As 5G stands today, it’s still likely that while traveling internationally, your phone jumps to a 4G network. Or in some areas of the world, even a 3G network, depending on where you are. When that happens, you would be disconnected from the enhanced mobile experience that 5G brings.
The goal of worldwide 5G rollout is that a roaming policy be applied in any country and across 5G, 4G, and 3G networks. Mobile operators want to ensure roaming policies like this.
Now, let’s talk about the benefits of 5G SIM and how it resolves the security issues, legal concerns, and roaming issues described above.
The Benefits of 5G SIM
5G SIM can address the challenges mentioned in the previous section. Let’s take a look at the solutions 5G SIM technology provides by breaking them down into four parts. Subscriber identity privacy, cyber resilience, private networks confidentiality and tailored enterprise, and smooth 5G roaming.
Subscriber Identity Privacy
IMSI encryption is made possible by 5G SIM technology. It’s capable of this highly secure anonymization in large part because the tech is onboarded; it’s built into the 5G SIM. Not every 5G SIM made by every manufacturer includes this onboarded technology, but many - if not most - do.

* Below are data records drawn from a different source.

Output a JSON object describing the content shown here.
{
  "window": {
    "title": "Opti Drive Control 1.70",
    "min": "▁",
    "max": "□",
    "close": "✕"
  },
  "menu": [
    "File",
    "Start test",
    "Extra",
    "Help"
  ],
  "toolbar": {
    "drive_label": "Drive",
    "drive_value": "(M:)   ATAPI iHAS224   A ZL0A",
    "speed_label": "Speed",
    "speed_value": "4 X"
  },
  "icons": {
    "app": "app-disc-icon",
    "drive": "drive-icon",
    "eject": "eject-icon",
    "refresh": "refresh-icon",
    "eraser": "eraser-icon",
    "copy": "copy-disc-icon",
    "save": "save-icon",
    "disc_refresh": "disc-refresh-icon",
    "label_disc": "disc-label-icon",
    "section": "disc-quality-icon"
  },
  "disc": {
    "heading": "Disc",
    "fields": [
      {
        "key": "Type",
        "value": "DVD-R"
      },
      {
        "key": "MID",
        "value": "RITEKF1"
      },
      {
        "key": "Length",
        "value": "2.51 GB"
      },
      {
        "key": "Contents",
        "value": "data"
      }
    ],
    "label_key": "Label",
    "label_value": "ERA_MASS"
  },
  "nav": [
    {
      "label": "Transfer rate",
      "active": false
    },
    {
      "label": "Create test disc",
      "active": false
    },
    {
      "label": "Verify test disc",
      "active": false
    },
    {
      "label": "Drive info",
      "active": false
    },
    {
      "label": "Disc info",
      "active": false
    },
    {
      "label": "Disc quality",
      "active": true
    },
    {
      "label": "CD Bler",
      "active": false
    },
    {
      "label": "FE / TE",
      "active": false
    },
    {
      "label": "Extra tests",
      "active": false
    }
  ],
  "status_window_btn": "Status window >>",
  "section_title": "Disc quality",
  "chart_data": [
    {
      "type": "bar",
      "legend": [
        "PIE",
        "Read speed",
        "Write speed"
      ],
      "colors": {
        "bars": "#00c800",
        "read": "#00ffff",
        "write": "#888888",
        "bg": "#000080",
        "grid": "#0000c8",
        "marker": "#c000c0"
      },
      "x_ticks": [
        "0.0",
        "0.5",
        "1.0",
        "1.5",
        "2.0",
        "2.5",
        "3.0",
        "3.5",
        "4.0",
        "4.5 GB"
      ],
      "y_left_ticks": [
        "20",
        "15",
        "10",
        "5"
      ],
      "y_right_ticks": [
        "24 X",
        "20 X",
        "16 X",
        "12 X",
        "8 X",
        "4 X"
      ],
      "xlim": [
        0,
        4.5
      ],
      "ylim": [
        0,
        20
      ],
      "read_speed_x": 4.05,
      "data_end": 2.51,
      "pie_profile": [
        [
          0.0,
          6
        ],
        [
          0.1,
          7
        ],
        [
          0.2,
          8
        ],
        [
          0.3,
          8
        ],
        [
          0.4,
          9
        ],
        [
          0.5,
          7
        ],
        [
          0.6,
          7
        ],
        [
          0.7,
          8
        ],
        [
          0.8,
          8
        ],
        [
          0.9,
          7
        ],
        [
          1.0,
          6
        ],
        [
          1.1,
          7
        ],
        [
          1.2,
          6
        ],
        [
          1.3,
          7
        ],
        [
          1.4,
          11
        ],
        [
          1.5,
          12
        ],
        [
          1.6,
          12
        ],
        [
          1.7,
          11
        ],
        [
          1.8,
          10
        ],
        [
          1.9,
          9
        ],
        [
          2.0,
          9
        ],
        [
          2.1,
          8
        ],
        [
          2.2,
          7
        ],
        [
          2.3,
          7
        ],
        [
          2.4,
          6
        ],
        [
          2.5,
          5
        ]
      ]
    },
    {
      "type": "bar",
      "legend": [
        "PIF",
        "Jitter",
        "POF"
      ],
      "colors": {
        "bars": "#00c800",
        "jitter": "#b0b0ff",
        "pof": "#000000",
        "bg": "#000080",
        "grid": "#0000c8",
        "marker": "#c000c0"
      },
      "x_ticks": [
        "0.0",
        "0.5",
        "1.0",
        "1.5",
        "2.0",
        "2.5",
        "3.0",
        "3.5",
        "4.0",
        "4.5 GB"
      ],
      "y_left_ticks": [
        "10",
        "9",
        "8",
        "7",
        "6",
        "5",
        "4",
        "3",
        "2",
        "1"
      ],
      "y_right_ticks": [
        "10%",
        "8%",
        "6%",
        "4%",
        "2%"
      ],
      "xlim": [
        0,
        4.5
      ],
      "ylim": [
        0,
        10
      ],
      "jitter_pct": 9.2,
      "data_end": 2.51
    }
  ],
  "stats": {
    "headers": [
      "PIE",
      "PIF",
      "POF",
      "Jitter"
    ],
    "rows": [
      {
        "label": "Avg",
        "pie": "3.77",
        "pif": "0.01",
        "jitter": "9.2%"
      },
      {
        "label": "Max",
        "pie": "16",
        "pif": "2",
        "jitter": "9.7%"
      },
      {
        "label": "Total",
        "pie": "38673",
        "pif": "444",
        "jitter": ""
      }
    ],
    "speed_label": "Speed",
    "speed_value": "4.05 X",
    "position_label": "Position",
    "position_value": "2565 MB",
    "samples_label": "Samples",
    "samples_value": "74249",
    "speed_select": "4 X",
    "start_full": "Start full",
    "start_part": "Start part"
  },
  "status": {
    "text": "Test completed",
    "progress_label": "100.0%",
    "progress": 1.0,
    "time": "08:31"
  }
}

Because of a feature called key rotation management, 5G SIM gives mobile operators the ability to swap the authentication algorithm inside the SIM. It’s an incredibly secure action and can be done on demand, essentially whenever they want, and they can do it remotely if they wish.
Private Networks Confidentiality & Tailored Enterprise
For each network slice, mobile operators can utilize 5G SIM’s network authentication mechanisms to provide authorization, authentication, and customized security. This means more confidentiality and higher integrity for private networks and enterprise 5G services.
Smooth 5G Roaming
With 5G SIM technology, mobile operators have the ability to steer 5G roaming capabilities over-the-air. This ensures an optimal, smooth 5G roaming experience for end users, not to mention the roaming revenues are maximized as a result.
What Is a 5G SIM and Why Are They Important? - Conclusion
Remember that by 2024, 5G is expected to reach close to 2 billion subscriptions, despite its commercial launch taking place only 3 years ago, in 2019. Compared to past mobile technology generations (2G, 3G, 4G), 5G is coming to fruition the fastest, by far.
5G SIM is an integral component of 5G technology and plays a large role in how quickly and efficiently mobile operators have been able to roll out 5G networks. As more 5G infrastructures are created, the influence of 5G SIM will continue to increase.